Living hinges are integrally moulded to provide a flexible link between two or more rigid parts in a single process, thus reducing production costs and enhancing user convenience. They are known as living hinges because they can be flexed over a million times without failing. The phenomenon was discovered by engineers at Enjay (now ExxonMobil) and made its first appearance on the market in 1963.
Polypropylene is the best polymer for making living hinges because when it is processed below a certain thickness the molecules orient themselves in the direction of flow.
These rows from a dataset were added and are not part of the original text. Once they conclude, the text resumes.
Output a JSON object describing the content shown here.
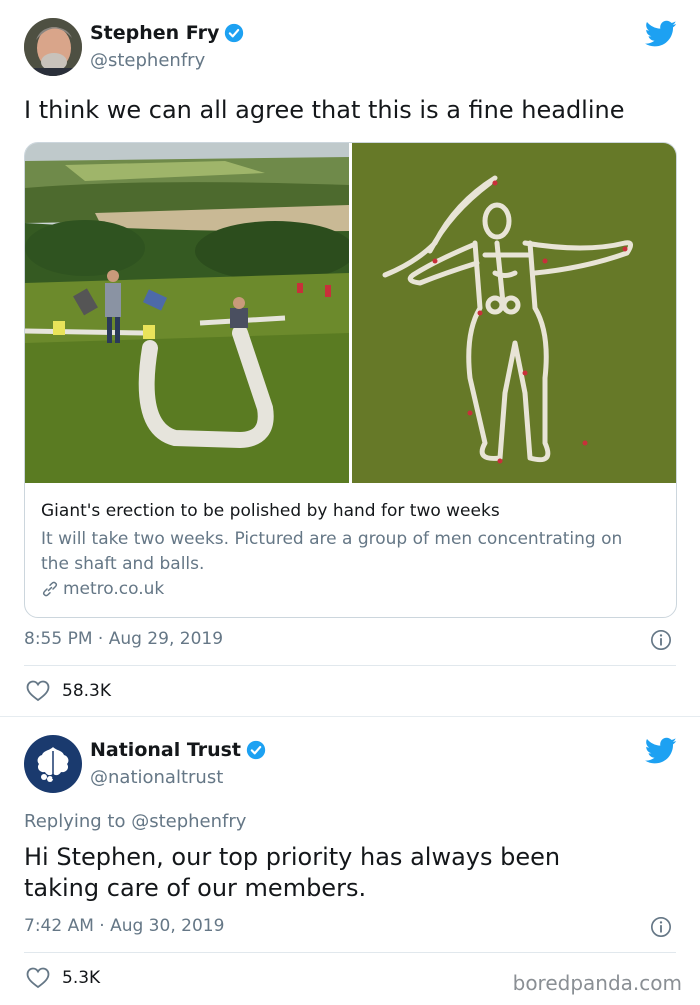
{
  "tweets": [
    {
      "author": {
        "name": "Stephen Fry",
        "handle": "@stephenfry"
      },
      "text": "I think we can all agree that this is a fine headline",
      "card": {
        "title": "Giant's erection to be polished by hand for two weeks",
        "description": "It will take two weeks. Pictured are a group of men concentrating on the shaft and balls.",
        "link": "metro.co.uk"
      },
      "timestamp": "8:55 PM · Aug 29, 2019",
      "likes": "58.3K"
    },
    {
      "author": {
        "name": "National Trust",
        "handle": "@nationaltrust"
      },
      "reply_to": "Replying to @stephenfry",
      "text_line1": "Hi Stephen, our top priority has always been",
      "text_line2": "taking care of our members.",
      "timestamp": "7:42 AM · Aug 30, 2019",
      "likes": "5.3K"
    }
  ],
  "watermark": "boredpanda.com",
  "colors": {
    "twitter_blue": "#1da1f2",
    "secondary_text": "#657786",
    "nt_blue": "#1a3a6e"
  },
  "icons": [
    "twitter-bird-icon",
    "verified-badge-icon",
    "info-icon",
    "heart-icon",
    "link-icon",
    "oak-leaf-logo"
  ]
}
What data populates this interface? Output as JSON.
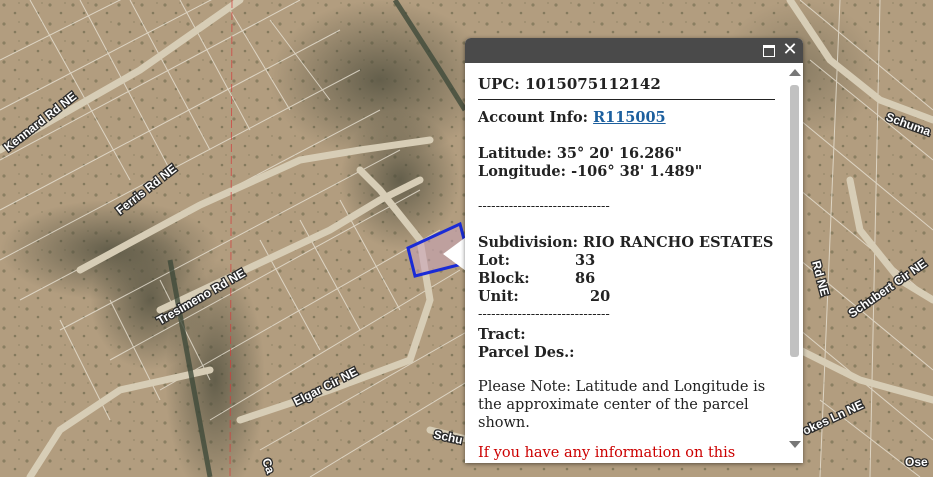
{
  "map": {
    "roads": [
      "Kennard Rd NE",
      "Ferris Rd NE",
      "Tresimeno Rd NE",
      "Elgar Cir NE",
      "Schu",
      "Ca",
      "Schuma",
      "Rd NE",
      "Schubert Cir NE",
      "okes Ln NE",
      "Ose"
    ],
    "parcel_color": "#1a2bd6"
  },
  "popup": {
    "maximize_icon": "maximize-icon",
    "close_icon": "close-icon",
    "upc_label": "UPC:",
    "upc_value": "1015075112142",
    "account_label": "Account Info:",
    "account_link": "R115005",
    "latitude_label": "Latitude:",
    "latitude_value": "35° 20' 16.286\"",
    "longitude_label": "Longitude:",
    "longitude_value": "-106° 38' 1.489\"",
    "divider": "------------------------------",
    "subdivision_label": "Subdivision:",
    "subdivision_value": "RIO RANCHO ESTATES",
    "lot_label": "Lot:",
    "lot_value": "33",
    "block_label": "Block:",
    "block_value": "86",
    "unit_label": "Unit:",
    "unit_value": "20",
    "tract_label": "Tract:",
    "parcel_des_label": "Parcel Des.:",
    "note": "Please Note: Latitude and Longitude is the approximate center of the parcel shown.",
    "red_text": "If you have any information on this"
  }
}
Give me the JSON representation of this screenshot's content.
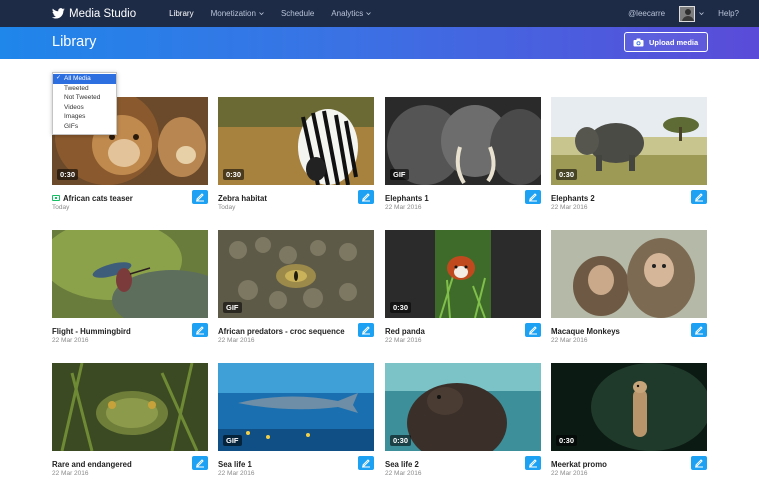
{
  "app": {
    "name": "Media Studio",
    "logo_icon": "twitter-bird-icon"
  },
  "nav": {
    "items": [
      {
        "label": "Library",
        "active": true,
        "has_dropdown": false
      },
      {
        "label": "Monetization",
        "active": false,
        "has_dropdown": true
      },
      {
        "label": "Schedule",
        "active": false,
        "has_dropdown": false
      },
      {
        "label": "Analytics",
        "active": false,
        "has_dropdown": true
      }
    ],
    "user_handle": "@leecarre",
    "help_label": "Help?"
  },
  "header": {
    "title": "Library",
    "upload_label": "Upload media",
    "upload_icon": "camera-icon"
  },
  "filter": {
    "options": [
      "All Media",
      "Tweeted",
      "Not Tweeted",
      "Videos",
      "Images",
      "GIFs"
    ],
    "selected": "All Media"
  },
  "media": [
    {
      "title": "African cats teaser",
      "date": "Today",
      "badge": "0:30",
      "type": "video",
      "tweeted_icon": true
    },
    {
      "title": "Zebra habitat",
      "date": "Today",
      "badge": "0:30",
      "type": "video"
    },
    {
      "title": "Elephants 1",
      "date": "22 Mar 2016",
      "badge": "GIF",
      "type": "gif"
    },
    {
      "title": "Elephants 2",
      "date": "22 Mar 2016",
      "badge": "0:30",
      "type": "video"
    },
    {
      "title": "Flight - Hummingbird",
      "date": "22 Mar 2016",
      "badge": "",
      "type": "image"
    },
    {
      "title": "African predators - croc sequence",
      "date": "22 Mar 2016",
      "badge": "GIF",
      "type": "gif"
    },
    {
      "title": "Red panda",
      "date": "22 Mar 2016",
      "badge": "0:30",
      "type": "video"
    },
    {
      "title": "Macaque Monkeys",
      "date": "22 Mar 2016",
      "badge": "",
      "type": "image"
    },
    {
      "title": "Rare and endangered",
      "date": "22 Mar 2016",
      "badge": "",
      "type": "image"
    },
    {
      "title": "Sea life 1",
      "date": "22 Mar 2016",
      "badge": "GIF",
      "type": "gif"
    },
    {
      "title": "Sea life 2",
      "date": "22 Mar 2016",
      "badge": "0:30",
      "type": "video"
    },
    {
      "title": "Meerkat promo",
      "date": "22 Mar 2016",
      "badge": "0:30",
      "type": "video"
    }
  ],
  "colors": {
    "nav_bg": "#1d2b47",
    "accent": "#1da1f2",
    "gradient_start": "#1f86ea",
    "gradient_end": "#5a4bd9",
    "tweeted_green": "#17bf63"
  }
}
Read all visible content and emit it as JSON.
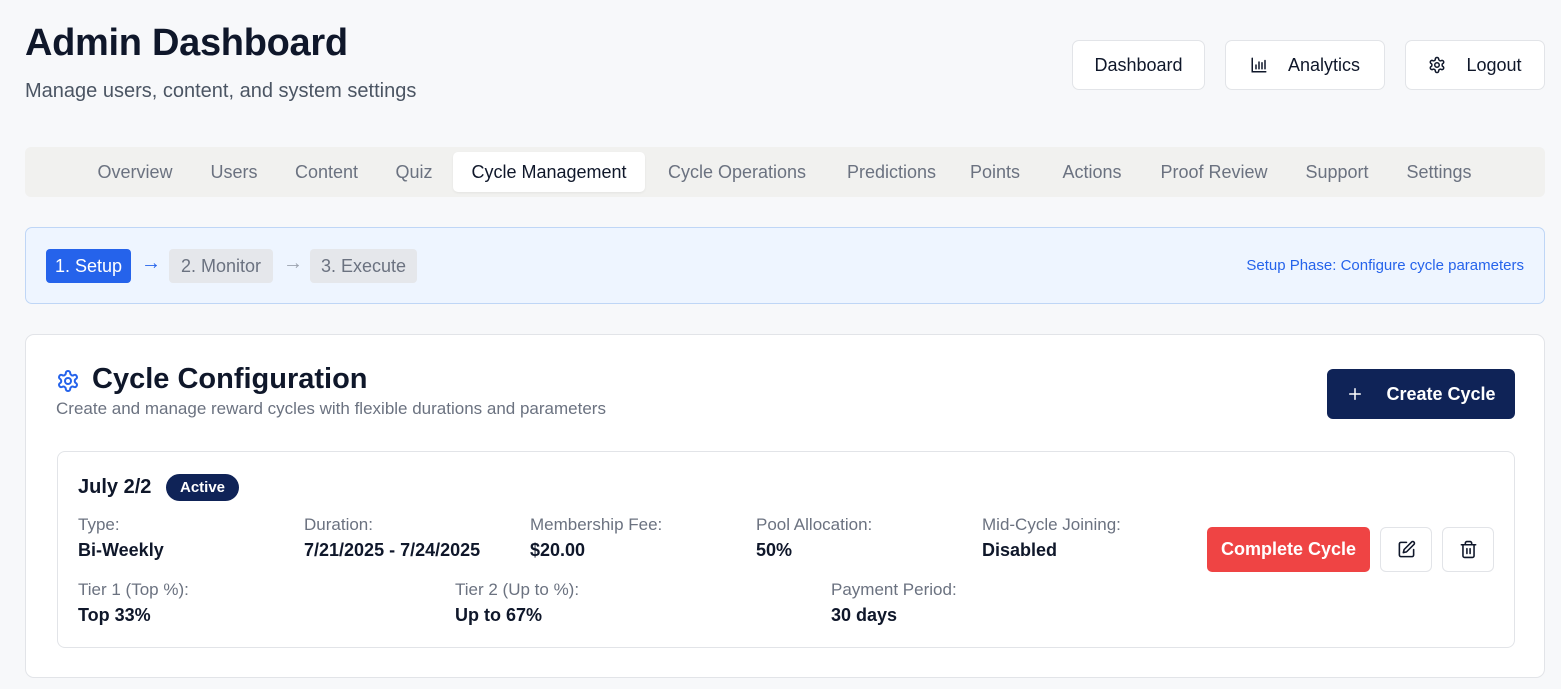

Provided the polymer flows across rather than along the hinge, the thin piece of plastic has strength that belies its relatively fragile appearance.
Most often living hinges are used to join lids to containers as in the powder compact (1), the egg box (2), and the British Airways lunchbox (3). In the case of the Polo mints pack (4) its use also contributes to the flip-top dispensing action.
Some uses of the living hinge transform the capabilities of the product. Their multiple use in the manufacture of the folding disposable razor (5 & 6) enables this 3-dimensional product to be opened out into a single flat sheet and bent into a flat pack. The Hurricane Grip clothes pegs (7) have three such hinges that facilitate their spring action. The result is clothes pegs that grip well and have no metal parts to rust. In the case of the Chop2pot chopping board (8), the living hinges enable the sides of the board to be bent vertical to transform it into a chute for sliding the ingredients into the pan.